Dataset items

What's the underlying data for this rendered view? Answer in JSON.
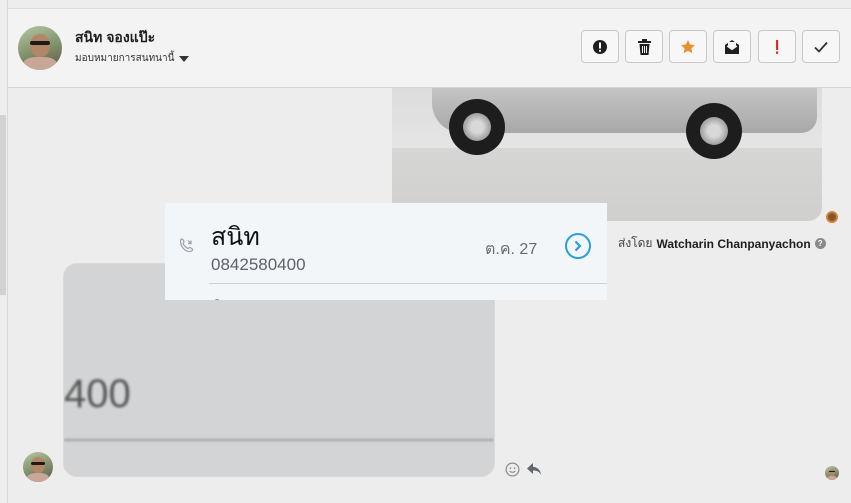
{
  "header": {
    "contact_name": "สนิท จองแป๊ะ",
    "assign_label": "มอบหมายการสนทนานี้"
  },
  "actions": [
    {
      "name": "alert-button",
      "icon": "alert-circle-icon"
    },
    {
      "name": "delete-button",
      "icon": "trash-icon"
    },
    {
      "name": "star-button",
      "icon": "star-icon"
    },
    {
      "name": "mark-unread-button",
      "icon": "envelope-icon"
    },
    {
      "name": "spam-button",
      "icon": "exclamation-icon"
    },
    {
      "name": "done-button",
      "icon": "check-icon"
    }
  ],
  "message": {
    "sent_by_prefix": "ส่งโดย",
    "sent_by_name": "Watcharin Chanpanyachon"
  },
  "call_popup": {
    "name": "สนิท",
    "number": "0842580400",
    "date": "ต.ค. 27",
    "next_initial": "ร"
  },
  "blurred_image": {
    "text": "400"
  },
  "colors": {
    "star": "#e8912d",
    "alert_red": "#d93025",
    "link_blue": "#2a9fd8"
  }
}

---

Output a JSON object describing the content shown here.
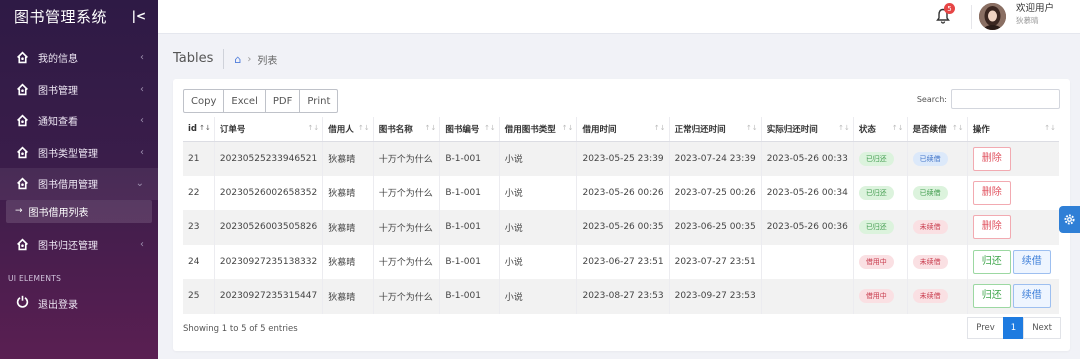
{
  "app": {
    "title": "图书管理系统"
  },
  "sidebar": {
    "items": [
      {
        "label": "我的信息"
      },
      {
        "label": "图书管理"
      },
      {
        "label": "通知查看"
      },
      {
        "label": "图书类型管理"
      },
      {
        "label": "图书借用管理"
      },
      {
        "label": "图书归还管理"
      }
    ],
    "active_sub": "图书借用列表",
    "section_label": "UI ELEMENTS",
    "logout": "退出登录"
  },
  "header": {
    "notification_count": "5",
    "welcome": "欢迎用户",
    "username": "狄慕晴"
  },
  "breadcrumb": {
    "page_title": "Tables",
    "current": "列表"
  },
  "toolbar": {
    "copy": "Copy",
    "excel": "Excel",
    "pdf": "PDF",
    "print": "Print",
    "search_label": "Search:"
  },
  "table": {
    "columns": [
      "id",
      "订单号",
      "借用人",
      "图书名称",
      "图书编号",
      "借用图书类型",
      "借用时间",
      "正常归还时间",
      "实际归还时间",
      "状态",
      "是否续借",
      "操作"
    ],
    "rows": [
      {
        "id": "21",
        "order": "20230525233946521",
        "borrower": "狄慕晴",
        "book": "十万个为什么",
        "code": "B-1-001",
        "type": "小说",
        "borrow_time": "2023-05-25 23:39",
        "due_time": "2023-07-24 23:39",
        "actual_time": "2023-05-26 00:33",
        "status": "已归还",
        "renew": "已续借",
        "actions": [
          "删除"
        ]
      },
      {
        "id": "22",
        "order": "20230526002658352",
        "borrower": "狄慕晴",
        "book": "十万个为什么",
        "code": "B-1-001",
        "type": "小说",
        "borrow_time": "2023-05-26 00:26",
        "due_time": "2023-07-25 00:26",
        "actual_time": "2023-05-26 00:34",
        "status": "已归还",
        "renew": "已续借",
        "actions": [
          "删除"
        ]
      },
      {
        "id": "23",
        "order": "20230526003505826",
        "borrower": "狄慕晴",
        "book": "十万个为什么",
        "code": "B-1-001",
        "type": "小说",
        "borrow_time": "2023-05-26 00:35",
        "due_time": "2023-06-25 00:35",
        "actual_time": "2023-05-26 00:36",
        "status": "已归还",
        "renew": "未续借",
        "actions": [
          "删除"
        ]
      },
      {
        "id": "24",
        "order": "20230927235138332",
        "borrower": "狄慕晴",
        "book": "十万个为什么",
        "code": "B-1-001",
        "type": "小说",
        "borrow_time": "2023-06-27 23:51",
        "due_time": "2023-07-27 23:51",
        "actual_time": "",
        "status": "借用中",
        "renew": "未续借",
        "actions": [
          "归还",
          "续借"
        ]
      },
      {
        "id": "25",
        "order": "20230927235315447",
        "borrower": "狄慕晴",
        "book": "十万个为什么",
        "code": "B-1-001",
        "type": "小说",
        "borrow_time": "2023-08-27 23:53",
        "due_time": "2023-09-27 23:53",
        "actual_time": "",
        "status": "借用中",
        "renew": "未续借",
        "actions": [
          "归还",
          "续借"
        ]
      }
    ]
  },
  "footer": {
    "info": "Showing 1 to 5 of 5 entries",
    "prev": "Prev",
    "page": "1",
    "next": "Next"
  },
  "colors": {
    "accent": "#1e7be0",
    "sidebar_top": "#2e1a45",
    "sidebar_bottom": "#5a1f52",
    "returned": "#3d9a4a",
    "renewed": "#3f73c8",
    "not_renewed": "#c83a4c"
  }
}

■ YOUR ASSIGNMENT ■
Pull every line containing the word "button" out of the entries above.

■ TASK RESULT ■
      "name": "alert-button",
      "name": "delete-button",
      "name": "star-button",
      "name": "mark-unread-button",
      "name": "spam-button",
      "name": "done-button",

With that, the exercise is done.